On October 25, I attended Dr. Ibram X. Kendi’s talk at Eckerd College. During this talk, he asserted that, “Consuming racist ideas have literally made us crazy” and that “The racial issue has always been a power issue.” While these two ideas were ones that I have come to believe in all my studies, he said something else that shook me. Dr. Kendi asked, “If education and persuasion can’t change racist power, then what can? What historically has worked is people putting pressure on people in positions of power.” While it was an interesting sentiment, it intrigued me and led to my reading of his book, Stamped from the Beginning: The Definitive History of Racist Ideas in America.
In the book, Dr. Kendi reminds readers over and over again that there is nothing inherently wrong with any race. But wow has the US tried to prove otherwise.
I especially like the term “uplift suasion” that Kendi used throughout Stamped. It is the idea that if black people act as “model minorities” then prejudice about them will magically melt away, but Kendi proves this false. In fact, he claims, “As much as black firsts broke racial barriers, the publicity around black firsts sometimes, if not most times, reinforced racist ideas.” This was clear in the media coverage of Obama and even the rise in the popularity of white supremacist groups that came after his election. If Obama’s ascension into the presidency didn’t lead to uplift suasion, then what in the heck ever could? Even now, it is just as true in 2019 as it was in the 1800s.
Like most research related to anti-racism work, this book made me rethink so many things I thought I understood. Since finishing the book, I have a variety of things I need to go back and revisit. For example, is the film Crash as powerful as I thought it was when I watched it? (My guess is not at all. From what I remember about it, it’s a movie about race in America that doesn’t acknowledge systemic racism.) Was Kanye West’s assertion about George Bush after Katrina really so crazy?

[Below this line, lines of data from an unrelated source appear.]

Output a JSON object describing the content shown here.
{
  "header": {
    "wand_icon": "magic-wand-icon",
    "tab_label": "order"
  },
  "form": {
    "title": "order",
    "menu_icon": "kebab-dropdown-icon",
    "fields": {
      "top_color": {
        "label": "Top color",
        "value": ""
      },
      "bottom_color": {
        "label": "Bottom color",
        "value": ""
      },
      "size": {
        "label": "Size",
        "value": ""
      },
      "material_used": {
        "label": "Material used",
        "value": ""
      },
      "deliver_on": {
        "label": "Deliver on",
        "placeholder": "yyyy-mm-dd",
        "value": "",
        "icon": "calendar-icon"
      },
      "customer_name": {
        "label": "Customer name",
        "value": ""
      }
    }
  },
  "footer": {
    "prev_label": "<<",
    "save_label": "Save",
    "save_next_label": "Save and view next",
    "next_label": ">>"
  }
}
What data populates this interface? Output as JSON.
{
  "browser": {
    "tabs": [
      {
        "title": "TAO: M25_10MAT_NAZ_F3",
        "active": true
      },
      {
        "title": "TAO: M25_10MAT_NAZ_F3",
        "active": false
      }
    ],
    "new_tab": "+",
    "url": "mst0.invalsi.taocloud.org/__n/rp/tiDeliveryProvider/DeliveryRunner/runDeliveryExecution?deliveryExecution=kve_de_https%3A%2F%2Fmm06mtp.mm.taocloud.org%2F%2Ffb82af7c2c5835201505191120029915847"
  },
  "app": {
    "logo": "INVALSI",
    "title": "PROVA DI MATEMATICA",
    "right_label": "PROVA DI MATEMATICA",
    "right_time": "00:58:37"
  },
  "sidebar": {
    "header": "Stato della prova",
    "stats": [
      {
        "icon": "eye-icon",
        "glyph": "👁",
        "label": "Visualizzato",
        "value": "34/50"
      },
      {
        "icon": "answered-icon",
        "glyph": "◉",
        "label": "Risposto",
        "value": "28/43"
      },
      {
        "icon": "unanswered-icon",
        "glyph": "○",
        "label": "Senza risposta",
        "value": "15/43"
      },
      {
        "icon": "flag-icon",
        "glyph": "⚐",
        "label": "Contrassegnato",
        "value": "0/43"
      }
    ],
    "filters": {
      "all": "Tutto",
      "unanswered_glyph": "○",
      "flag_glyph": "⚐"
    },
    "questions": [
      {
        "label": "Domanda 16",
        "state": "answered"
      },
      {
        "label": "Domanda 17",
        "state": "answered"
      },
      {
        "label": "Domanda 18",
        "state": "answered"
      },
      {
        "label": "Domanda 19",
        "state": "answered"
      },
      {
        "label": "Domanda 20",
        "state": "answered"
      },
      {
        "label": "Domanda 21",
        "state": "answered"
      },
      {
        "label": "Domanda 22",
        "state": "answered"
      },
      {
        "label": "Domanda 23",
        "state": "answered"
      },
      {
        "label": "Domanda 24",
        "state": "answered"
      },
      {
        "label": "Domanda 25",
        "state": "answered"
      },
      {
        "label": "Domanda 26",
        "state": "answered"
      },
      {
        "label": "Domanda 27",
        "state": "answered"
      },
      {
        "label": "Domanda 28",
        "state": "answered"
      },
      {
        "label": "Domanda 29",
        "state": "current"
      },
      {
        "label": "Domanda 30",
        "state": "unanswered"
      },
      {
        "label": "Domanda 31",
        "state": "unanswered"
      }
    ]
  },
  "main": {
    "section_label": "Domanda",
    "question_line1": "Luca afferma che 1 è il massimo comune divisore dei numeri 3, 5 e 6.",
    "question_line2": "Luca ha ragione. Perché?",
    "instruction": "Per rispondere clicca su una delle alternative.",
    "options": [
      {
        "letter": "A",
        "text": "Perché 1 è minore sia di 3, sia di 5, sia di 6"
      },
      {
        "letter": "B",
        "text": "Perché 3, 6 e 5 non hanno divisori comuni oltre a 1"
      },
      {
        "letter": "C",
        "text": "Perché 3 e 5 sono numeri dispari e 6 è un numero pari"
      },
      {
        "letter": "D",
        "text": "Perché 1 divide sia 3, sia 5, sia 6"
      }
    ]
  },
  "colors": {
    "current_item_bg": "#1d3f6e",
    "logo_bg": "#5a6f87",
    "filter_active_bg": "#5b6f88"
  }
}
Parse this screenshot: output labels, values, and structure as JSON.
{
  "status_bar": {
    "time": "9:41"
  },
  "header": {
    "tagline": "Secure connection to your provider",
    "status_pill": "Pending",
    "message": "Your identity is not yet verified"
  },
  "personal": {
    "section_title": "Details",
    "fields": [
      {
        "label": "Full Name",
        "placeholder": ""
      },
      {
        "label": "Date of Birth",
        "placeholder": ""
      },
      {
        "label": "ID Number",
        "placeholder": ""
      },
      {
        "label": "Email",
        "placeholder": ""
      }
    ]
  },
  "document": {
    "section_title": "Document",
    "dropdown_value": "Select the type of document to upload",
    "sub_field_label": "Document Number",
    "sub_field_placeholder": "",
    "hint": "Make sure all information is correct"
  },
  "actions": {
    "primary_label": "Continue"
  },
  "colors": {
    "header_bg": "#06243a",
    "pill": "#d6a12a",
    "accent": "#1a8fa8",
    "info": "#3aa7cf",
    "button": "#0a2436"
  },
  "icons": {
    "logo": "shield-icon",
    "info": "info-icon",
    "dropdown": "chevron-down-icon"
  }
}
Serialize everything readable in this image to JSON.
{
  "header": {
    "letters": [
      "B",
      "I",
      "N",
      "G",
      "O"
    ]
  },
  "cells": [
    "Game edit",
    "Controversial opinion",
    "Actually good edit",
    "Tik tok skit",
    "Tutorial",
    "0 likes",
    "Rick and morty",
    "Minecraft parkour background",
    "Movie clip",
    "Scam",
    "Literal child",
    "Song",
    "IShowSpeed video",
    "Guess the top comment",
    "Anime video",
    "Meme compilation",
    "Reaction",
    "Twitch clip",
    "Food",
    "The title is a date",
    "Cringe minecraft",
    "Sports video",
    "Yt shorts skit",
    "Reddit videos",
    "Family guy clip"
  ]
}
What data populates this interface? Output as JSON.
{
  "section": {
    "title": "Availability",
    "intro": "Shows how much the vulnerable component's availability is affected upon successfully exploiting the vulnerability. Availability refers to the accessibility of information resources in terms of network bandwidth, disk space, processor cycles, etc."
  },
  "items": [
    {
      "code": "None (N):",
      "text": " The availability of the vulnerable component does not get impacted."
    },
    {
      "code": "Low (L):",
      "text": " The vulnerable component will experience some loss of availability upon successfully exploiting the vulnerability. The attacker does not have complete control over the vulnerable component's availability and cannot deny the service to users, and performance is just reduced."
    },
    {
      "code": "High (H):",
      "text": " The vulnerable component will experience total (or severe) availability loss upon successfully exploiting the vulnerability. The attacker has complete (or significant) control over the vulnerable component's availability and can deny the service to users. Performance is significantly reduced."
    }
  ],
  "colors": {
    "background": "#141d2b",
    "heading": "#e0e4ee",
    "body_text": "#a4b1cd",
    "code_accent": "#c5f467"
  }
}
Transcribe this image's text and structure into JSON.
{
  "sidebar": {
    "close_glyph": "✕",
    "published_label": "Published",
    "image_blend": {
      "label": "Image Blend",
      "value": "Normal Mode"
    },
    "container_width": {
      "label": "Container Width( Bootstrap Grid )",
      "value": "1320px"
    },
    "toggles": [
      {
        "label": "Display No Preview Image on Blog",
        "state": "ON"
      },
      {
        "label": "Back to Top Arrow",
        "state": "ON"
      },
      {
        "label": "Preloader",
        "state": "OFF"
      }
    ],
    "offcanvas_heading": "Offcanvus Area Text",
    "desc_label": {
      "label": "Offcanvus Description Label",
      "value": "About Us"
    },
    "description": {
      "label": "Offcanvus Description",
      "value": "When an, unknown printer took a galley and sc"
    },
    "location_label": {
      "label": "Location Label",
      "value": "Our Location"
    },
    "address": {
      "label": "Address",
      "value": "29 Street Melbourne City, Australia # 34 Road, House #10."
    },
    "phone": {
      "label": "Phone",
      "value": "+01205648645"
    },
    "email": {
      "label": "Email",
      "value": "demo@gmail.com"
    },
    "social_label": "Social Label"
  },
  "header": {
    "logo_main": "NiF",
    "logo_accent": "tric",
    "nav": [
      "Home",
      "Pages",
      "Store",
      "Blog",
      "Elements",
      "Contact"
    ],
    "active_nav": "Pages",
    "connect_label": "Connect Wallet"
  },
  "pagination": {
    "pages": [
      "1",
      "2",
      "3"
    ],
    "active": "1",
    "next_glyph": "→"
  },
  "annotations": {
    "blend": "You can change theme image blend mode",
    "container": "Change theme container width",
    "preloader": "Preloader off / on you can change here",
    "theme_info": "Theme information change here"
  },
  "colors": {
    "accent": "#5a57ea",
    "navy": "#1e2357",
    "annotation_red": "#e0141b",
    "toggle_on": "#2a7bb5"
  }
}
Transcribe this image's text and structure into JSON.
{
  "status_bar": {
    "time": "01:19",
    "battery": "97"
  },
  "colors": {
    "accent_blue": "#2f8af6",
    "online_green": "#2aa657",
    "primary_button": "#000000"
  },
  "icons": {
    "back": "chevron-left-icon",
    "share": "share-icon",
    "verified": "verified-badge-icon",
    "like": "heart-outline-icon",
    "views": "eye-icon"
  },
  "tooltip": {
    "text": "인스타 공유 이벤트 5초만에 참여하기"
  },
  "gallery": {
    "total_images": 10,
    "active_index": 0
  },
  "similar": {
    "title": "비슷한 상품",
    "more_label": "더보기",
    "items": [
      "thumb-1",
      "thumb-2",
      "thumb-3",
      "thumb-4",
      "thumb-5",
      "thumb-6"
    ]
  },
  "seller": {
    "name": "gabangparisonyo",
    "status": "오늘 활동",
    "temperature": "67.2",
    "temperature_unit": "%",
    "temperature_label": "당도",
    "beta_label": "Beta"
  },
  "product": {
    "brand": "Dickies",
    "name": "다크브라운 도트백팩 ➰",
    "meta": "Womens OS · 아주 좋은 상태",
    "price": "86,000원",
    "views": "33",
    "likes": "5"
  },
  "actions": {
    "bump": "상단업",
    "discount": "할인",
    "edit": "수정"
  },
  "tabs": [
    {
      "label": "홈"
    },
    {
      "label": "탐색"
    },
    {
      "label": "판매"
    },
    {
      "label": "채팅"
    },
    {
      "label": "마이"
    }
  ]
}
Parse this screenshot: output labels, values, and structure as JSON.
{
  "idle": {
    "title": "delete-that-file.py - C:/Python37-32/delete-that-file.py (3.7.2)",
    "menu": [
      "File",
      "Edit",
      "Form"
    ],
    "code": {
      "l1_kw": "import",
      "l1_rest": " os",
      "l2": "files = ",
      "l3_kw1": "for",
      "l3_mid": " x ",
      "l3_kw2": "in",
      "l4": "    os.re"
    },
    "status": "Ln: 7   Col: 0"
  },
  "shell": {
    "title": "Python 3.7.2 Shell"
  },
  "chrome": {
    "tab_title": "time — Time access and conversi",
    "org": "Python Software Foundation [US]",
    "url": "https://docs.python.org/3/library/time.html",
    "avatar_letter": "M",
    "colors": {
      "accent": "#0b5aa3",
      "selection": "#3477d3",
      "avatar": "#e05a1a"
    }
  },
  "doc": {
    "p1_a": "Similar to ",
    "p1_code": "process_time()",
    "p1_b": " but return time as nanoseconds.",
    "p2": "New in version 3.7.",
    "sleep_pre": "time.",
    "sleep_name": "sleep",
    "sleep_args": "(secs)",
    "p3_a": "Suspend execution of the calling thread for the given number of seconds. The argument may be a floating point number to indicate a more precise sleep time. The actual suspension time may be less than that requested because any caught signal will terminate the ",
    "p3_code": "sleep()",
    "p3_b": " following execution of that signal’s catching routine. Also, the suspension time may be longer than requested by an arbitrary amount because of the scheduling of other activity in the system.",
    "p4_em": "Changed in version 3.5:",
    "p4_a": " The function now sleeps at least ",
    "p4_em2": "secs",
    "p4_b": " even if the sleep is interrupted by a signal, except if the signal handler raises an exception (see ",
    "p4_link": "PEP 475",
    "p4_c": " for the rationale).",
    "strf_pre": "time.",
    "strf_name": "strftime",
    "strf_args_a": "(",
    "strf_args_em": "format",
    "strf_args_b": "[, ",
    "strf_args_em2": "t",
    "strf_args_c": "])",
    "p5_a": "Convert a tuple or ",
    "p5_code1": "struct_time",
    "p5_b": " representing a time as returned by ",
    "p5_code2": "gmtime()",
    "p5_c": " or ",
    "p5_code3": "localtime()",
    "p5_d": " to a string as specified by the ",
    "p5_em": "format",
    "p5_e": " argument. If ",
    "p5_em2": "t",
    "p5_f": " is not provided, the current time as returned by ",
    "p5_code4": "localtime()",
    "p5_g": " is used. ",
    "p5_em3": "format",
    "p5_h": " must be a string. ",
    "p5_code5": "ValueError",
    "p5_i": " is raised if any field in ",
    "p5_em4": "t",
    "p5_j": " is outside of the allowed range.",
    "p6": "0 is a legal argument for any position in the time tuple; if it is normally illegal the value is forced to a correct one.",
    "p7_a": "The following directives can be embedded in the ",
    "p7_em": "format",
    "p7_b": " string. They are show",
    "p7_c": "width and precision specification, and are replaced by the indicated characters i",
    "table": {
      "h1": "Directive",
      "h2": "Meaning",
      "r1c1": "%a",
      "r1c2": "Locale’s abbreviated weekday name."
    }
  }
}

Is the “Southern strategy” only some historical strategy that Nixon used to win or is it actually a page in a playbook that is used for every election? (Based off the Governor’s race that just happened in my state, I’m going to go with a “yes” on it being a constant and current political strategy.) And isn’t “assassination” a more accurate term for what George Zimmerman did to Trayvon Martin?
In the end, the book doesn’t have an uplifting message, so I have to hold onto something else Dr. Kendi said at the Eckerd talk, and that is “The first step of being an activist is believing in the fundamental possibility of change.”
So here’s to believing in that change.